What the task asks: Each line of the listing, apart from the pictures, is to be printed exactly.

Supplied data:
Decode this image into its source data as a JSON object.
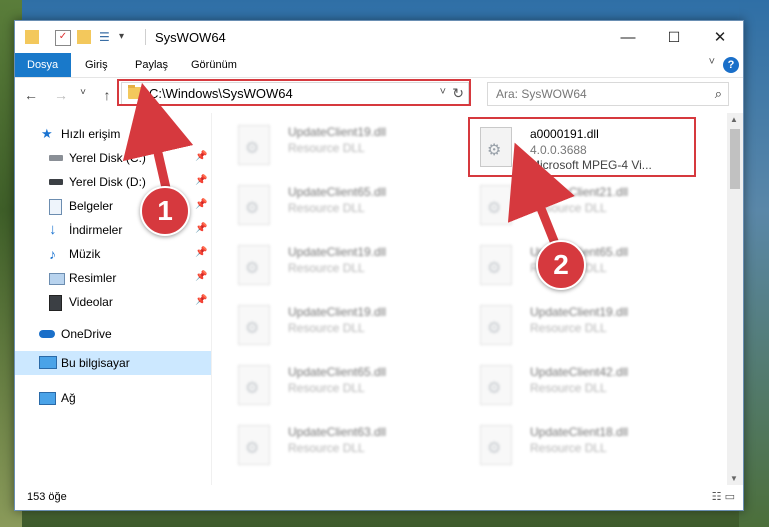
{
  "titlebar": {
    "title": "SysWOW64",
    "minimize": "—",
    "maximize": "☐",
    "close": "✕"
  },
  "ribbon": {
    "tabs": [
      "Dosya",
      "Giriş",
      "Paylaş",
      "Görünüm"
    ],
    "collapse": "˅",
    "help": "?"
  },
  "nav": {
    "back": "←",
    "forward": "→",
    "recent": "˅",
    "up": "↑"
  },
  "address": {
    "path": "C:\\Windows\\SysWOW64",
    "dropdown": "˅",
    "refresh": "↻"
  },
  "search": {
    "placeholder": "Ara: SysWOW64",
    "icon": "⌕"
  },
  "sidebar": {
    "items": [
      {
        "label": "Hızlı erişim",
        "icon": "star-icon"
      },
      {
        "label": "Yerel Disk (C:)",
        "icon": "drive-icon",
        "pinned": true
      },
      {
        "label": "Yerel Disk (D:)",
        "icon": "drive-icon",
        "pinned": true
      },
      {
        "label": "Belgeler",
        "icon": "document-icon",
        "pinned": true
      },
      {
        "label": "İndirmeler",
        "icon": "download-icon",
        "pinned": true
      },
      {
        "label": "Müzik",
        "icon": "music-icon",
        "pinned": true
      },
      {
        "label": "Resimler",
        "icon": "pictures-icon",
        "pinned": true
      },
      {
        "label": "Videolar",
        "icon": "video-icon",
        "pinned": true
      },
      {
        "label": "OneDrive",
        "icon": "cloud-icon"
      },
      {
        "label": "Bu bilgisayar",
        "icon": "computer-icon",
        "selected": true
      },
      {
        "label": "Ağ",
        "icon": "network-icon"
      }
    ],
    "pin_glyph": "📌"
  },
  "files": {
    "left": [
      {
        "name": "UpdateClient19.dll",
        "type": "Resource DLL"
      },
      {
        "name": "UpdateClient65.dll",
        "type": "Resource DLL"
      },
      {
        "name": "UpdateClient19.dll",
        "type": "Resource DLL"
      },
      {
        "name": "UpdateClient19.dll",
        "type": "Resource DLL"
      },
      {
        "name": "UpdateClient65.dll",
        "type": "Resource DLL"
      },
      {
        "name": "UpdateClient63.dll",
        "type": "Resource DLL"
      }
    ],
    "right": [
      {
        "name": "a0000191.dll",
        "version": "4.0.0.3688",
        "desc": "Microsoft MPEG-4 Vi...",
        "selected": true
      },
      {
        "name": "UpdateClient21.dll",
        "type": "Resource DLL"
      },
      {
        "name": "UpdateClient65.dll",
        "type": "Resource DLL"
      },
      {
        "name": "UpdateClient19.dll",
        "type": "Resource DLL"
      },
      {
        "name": "UpdateClient42.dll",
        "type": "Resource DLL"
      },
      {
        "name": "UpdateClient18.dll",
        "type": "Resource DLL"
      }
    ]
  },
  "status": {
    "count": "153 öğe",
    "details_view": "☷",
    "icons_view": "▭"
  },
  "annotations": {
    "step1": "1",
    "step2": "2",
    "color": "#d6393e"
  }
}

Completed exercise:
Decode this image into its source data as a JSON object.
{
  "titlebar": {
    "title": "SysWOW64",
    "minimize": "—",
    "maximize": "☐",
    "close": "✕"
  },
  "ribbon": {
    "tabs": [
      "Dosya",
      "Giriş",
      "Paylaş",
      "Görünüm"
    ],
    "collapse": "˅",
    "help": "?"
  },
  "nav": {
    "back": "←",
    "forward": "→",
    "recent": "˅",
    "up": "↑"
  },
  "address": {
    "path": "C:\\Windows\\SysWOW64",
    "dropdown": "˅",
    "refresh": "↻"
  },
  "search": {
    "placeholder": "Ara: SysWOW64",
    "icon": "⌕"
  },
  "sidebar": {
    "items": [
      {
        "label": "Hızlı erişim",
        "icon": "star-icon"
      },
      {
        "label": "Yerel Disk (C:)",
        "icon": "drive-icon",
        "pinned": true
      },
      {
        "label": "Yerel Disk (D:)",
        "icon": "drive-icon",
        "pinned": true
      },
      {
        "label": "Belgeler",
        "icon": "document-icon",
        "pinned": true
      },
      {
        "label": "İndirmeler",
        "icon": "download-icon",
        "pinned": true
      },
      {
        "label": "Müzik",
        "icon": "music-icon",
        "pinned": true
      },
      {
        "label": "Resimler",
        "icon": "pictures-icon",
        "pinned": true
      },
      {
        "label": "Videolar",
        "icon": "video-icon",
        "pinned": true
      },
      {
        "label": "OneDrive",
        "icon": "cloud-icon"
      },
      {
        "label": "Bu bilgisayar",
        "icon": "computer-icon",
        "selected": true
      },
      {
        "label": "Ağ",
        "icon": "network-icon"
      }
    ],
    "pin_glyph": "📌"
  },
  "files": {
    "left": [
      {
        "name": "UpdateClient19.dll",
        "type": "Resource DLL"
      },
      {
        "name": "UpdateClient65.dll",
        "type": "Resource DLL"
      },
      {
        "name": "UpdateClient19.dll",
        "type": "Resource DLL"
      },
      {
        "name": "UpdateClient19.dll",
        "type": "Resource DLL"
      },
      {
        "name": "UpdateClient65.dll",
        "type": "Resource DLL"
      },
      {
        "name": "UpdateClient63.dll",
        "type": "Resource DLL"
      }
    ],
    "right": [
      {
        "name": "a0000191.dll",
        "version": "4.0.0.3688",
        "desc": "Microsoft MPEG-4 Vi...",
        "selected": true
      },
      {
        "name": "UpdateClient21.dll",
        "type": "Resource DLL"
      },
      {
        "name": "UpdateClient65.dll",
        "type": "Resource DLL"
      },
      {
        "name": "UpdateClient19.dll",
        "type": "Resource DLL"
      },
      {
        "name": "UpdateClient42.dll",
        "type": "Resource DLL"
      },
      {
        "name": "UpdateClient18.dll",
        "type": "Resource DLL"
      }
    ]
  },
  "status": {
    "count": "153 öğe",
    "details_view": "☷",
    "icons_view": "▭"
  },
  "annotations": {
    "step1": "1",
    "step2": "2",
    "color": "#d6393e"
  }
}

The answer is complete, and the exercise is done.